I had a great conversation over Skype today with Ross Dawson, Chairman of the Future Exploration Network, on New Media and Social Networking and how it could influence the socio-political dynamics of countries and regions embroiled in violent conflict.
We talked for nearly an hour and covered a number of interesting ideas and issues related to the definition, development and future of social networks. Ross’s Future of the Media Report, which I’ve read and used extensively in discussions on new media in Sri Lanka, was the foundation for our conversation.
Ross first pointed out the need to differentiate between new media and social media / social networking, which I found a useful way to seperate the technology from the content. He spoke of “reputation systems” that would build on models such as eBay’s buyer / seller comments and ratings systems that would allow social networks and their constituent authors establish themselves as respected voices and opinion makers in the blogosphere and social networks.
In response to several questions I asked him on how social networks can help in peacebuilding and strengthening democracy, Ross responded by saying that technology should not be looked upon as a panacea, but also stressed that social networks and new media afforded new ways of communications that could transcend state censorship and help engender reconciliation. I then asked him, given my experience of Moju, how best one could weed out the extremist hate speech and create social networks that were progressive. His response gives much food for thought.
I appreciated Ross’s interest in looking at the ways through which diaspora networks operate. The ways through which the diaspora create national and international social communications networks is of central importance to the establishment of frameworks that get them engaged in the socio-political dynamics of peacebuilding in a country such as Sri Lanka.
Ross, in passing, mentioned the importance of scenario planning to encourage those sceptical of social networking (such as many mainstream print journalists today, and many older NGOs and CSOs) to more fully grasp the tremendous potential for networking, collaboration, communication and advocacy made possible by new media.
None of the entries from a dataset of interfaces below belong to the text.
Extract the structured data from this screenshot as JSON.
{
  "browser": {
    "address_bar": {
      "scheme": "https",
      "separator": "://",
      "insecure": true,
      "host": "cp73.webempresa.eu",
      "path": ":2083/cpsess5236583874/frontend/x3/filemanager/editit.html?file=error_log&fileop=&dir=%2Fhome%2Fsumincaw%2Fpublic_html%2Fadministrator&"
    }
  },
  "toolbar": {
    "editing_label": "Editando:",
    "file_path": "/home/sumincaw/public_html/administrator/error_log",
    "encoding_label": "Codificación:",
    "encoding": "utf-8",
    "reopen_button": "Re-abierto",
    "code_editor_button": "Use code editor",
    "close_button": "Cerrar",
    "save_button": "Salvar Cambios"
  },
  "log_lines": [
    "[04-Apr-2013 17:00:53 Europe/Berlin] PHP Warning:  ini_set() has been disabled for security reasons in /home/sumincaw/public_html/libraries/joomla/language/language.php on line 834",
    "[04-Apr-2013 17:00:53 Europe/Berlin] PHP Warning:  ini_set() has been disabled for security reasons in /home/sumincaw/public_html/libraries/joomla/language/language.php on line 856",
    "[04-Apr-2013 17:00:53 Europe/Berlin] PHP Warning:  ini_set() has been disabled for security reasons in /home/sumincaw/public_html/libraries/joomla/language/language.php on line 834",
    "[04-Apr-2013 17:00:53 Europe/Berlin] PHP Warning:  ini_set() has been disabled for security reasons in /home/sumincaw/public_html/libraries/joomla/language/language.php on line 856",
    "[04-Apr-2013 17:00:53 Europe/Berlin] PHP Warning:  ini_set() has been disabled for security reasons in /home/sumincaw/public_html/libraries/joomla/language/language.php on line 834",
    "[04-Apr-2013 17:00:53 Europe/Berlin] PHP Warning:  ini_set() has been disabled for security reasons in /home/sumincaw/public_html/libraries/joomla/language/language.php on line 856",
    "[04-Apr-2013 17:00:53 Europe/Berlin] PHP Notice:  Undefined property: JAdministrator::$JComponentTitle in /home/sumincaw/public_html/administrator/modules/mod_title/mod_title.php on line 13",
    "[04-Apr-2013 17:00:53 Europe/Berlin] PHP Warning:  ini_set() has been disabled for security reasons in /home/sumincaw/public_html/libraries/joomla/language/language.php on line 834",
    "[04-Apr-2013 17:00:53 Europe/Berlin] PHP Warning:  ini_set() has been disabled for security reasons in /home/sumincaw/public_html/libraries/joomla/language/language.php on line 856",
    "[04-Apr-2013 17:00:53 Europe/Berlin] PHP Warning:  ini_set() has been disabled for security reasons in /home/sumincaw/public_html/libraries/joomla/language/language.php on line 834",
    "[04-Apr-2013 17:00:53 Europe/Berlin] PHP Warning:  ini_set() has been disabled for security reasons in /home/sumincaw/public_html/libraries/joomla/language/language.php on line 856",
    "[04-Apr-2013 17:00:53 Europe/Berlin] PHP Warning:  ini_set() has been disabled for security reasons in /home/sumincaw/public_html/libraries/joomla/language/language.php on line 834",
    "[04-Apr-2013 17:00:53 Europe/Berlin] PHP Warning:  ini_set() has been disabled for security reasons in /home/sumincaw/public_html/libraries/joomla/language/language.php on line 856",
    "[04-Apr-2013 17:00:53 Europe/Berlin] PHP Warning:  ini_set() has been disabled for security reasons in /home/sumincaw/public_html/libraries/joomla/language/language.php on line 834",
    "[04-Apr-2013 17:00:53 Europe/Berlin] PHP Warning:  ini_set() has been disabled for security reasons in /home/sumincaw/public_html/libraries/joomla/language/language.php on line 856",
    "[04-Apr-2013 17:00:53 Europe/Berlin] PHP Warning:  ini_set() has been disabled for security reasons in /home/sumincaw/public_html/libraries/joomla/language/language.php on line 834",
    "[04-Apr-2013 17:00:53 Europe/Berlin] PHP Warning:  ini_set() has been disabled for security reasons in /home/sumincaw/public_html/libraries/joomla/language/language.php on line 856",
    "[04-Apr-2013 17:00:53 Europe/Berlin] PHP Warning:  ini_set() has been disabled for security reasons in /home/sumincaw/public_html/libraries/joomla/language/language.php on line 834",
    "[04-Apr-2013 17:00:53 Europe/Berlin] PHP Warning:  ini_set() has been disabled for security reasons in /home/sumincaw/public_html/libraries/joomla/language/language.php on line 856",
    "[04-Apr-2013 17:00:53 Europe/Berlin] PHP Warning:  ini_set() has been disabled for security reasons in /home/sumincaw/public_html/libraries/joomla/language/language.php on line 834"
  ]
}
He also mentioned the importance of using case studies to appeal to journalists unused to the revolution made possible by technology – in response to a question I asked of him of the difficulty sometimes faced when trying to explain the possibilities of new media to journalists in Sri Lanka (not a single Editor of a mainstream newspaper in Sri Lanka runs a blog, and very few journalists have their own blog).
Though we couldn’t flesh it out in detail, Ross mentioned something quite interesting during our conversation – his belief that face-to-face communication is far more important that web / internet mediated communication. I, along with friends such as Colin Rule, are deeply interested in this topic and will possibly discuss it at the up-coming Cyberweek 2006. My own experience with F2F meetings is that they are, on occasion, highly undesirable. In such instances, conversations mediated through the web (thru IM, email, VoIP etc) can play a useful role in setting up the necessary frameworks of mutual trust, reciprocity, understanding and compromise in order to set the stage for a progressive real world face to face meeting between antagonists. I’d also encourage people to read The Honesty Virus – which is a fascinating look into how, sometimes, we are more honest online than we are in the real world. Furthermore, as I’ve written in The future of Online Dispute Resolution, we need to look at how virtual F2F solutions can augment real world F2F processes, and how online F2F mechanisms can complement efforts in the real world to establish idependently verfiable indicators of trust that appeal to all the antagonists who wish to meet to discuss their differences.
Speaking about the exponential growth of mobile phones in Asia, Ross appreciated initiatives such as the Grameen Phone system in Bangladesh and the ubiquity of mobile devices in countries such as South Korea and Japan and indicators of the potential of mobile phones to strengthen democracy, engender economic development (Cellphones for civic engagement) and help communities move out of poverty.
Ross mentioned towards the end of our conversation that the single most useful aspect of social networking and new media was that it gave (marginalised) communities and individuals the ability to write themselves into the social, political and cultural fabric – to let them “feel they have a voice”.
You can listen to the full recording of our conversation here.
Can technology create world peace?